Silent nociceptors become sensitised and become mechanosensitive. They are essentially "awakened" to transmit noxious stimuli during inflammation. This has also been shown to occur in chronic inflammation. This is part of the neuronal process of mechanical allodynia and hyperalgesia.

Chemosensitivity

Most sensory Aδ and C fibres, but not Aβ fibres, are chemo-sensitive and respond to inflammatory mediators. The response to inflammatory mediators is only seen in a subpopulation of the sensory afferents, and different mediators affect different fibres.

The inflammatory mediators include bradykinin, prostaglandin E2 and I2, serotonin, substance P, and VIP. These substances can increase the firing rate of neurons and increase their response to movement leading to sensitisation. The above prostaglandins sensitise the afferents to the effects of bradykinin, and have a greater effect on sensitisation together than either alone. Serotonin also sensitises the sensory afferents.

The peptides galanin, neuropeptide Y, and nociceptin sensitise some neurons and reduce the response of other neurons. Cannabinoids have a mixed effect, they can reduce mechano-sensitivity but activate TRPV1 receptors and cause excitation of sensory afferents. Other mediators have an exclusive inhibitory effect such as opioids, somatostatin.

The proinflammatory cytokines lead to an increase in mechanosensitivity of Aδ and C fibres. These include TNF-alpha, interleukin-1-beta, and interleukin-6.

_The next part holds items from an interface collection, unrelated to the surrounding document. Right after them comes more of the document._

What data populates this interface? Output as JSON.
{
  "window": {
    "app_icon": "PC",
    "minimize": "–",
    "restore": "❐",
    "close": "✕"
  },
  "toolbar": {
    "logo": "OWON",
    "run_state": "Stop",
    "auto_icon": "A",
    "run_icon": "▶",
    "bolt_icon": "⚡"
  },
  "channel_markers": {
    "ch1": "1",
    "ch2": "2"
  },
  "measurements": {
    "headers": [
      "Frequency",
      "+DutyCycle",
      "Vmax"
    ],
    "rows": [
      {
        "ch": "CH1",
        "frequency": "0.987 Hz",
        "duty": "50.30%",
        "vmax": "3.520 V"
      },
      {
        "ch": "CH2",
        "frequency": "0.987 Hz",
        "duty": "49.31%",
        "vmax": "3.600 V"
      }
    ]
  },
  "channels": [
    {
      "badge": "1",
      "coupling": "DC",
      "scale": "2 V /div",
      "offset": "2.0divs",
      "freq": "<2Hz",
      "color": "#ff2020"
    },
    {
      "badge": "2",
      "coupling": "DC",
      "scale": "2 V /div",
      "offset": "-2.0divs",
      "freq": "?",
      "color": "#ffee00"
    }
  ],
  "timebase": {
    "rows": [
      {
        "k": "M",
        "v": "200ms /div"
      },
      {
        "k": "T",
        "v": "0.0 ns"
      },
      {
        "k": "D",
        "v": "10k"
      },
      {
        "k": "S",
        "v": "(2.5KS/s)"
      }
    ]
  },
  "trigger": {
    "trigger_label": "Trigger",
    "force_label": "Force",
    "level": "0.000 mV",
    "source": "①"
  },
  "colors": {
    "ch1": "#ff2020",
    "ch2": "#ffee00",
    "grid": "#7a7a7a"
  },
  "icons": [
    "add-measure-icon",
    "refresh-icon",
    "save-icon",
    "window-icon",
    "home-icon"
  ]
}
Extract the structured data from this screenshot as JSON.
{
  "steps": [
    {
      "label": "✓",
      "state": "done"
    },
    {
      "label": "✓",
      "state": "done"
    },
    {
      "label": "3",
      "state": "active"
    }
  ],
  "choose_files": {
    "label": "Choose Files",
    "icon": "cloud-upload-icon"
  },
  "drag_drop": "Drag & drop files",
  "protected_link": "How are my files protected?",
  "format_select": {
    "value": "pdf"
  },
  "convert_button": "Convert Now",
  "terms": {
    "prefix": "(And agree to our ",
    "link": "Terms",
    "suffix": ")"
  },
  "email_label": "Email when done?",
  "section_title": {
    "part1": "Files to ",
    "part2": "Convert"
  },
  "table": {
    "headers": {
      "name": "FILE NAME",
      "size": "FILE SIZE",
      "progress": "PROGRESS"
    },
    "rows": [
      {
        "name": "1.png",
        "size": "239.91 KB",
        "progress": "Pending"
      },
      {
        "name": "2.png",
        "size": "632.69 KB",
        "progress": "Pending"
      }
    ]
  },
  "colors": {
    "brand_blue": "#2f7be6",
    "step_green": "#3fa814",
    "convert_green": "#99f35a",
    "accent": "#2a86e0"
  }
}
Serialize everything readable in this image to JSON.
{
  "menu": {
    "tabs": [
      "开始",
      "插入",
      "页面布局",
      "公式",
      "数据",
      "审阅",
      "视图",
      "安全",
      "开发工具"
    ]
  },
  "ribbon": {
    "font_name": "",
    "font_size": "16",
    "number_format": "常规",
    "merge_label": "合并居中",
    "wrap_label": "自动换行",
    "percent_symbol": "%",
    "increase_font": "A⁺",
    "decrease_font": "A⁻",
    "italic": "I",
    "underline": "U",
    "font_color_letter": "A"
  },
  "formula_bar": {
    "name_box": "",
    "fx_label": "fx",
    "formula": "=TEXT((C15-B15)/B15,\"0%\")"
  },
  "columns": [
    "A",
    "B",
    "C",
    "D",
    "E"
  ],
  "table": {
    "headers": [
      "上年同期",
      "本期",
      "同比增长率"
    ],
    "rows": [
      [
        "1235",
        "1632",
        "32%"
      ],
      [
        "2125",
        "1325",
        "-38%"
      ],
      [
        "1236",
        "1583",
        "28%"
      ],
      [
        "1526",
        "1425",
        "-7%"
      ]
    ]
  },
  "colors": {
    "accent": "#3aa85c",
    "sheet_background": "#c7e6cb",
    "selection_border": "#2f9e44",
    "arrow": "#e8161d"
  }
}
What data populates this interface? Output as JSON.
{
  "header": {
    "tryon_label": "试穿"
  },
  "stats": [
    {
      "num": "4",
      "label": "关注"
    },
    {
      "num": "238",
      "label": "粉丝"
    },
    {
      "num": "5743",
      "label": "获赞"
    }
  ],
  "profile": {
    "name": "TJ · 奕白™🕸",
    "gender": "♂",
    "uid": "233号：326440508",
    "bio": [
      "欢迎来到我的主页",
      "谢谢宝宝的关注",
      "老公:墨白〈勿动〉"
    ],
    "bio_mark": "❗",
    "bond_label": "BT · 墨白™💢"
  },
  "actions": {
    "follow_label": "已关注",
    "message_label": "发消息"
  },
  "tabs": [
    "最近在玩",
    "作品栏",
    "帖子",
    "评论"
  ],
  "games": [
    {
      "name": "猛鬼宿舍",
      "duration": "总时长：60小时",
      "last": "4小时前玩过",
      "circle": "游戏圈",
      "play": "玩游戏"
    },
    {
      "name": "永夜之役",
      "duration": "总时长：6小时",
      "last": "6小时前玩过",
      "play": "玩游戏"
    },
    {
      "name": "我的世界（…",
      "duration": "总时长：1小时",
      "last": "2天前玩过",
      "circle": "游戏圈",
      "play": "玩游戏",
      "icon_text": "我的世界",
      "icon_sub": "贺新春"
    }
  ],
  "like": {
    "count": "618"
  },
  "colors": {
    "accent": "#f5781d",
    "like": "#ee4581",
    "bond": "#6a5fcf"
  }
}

See Also

References

Hans-Georg Schaible. Articular Nociceptors. Encyclopedia of Pain 2013.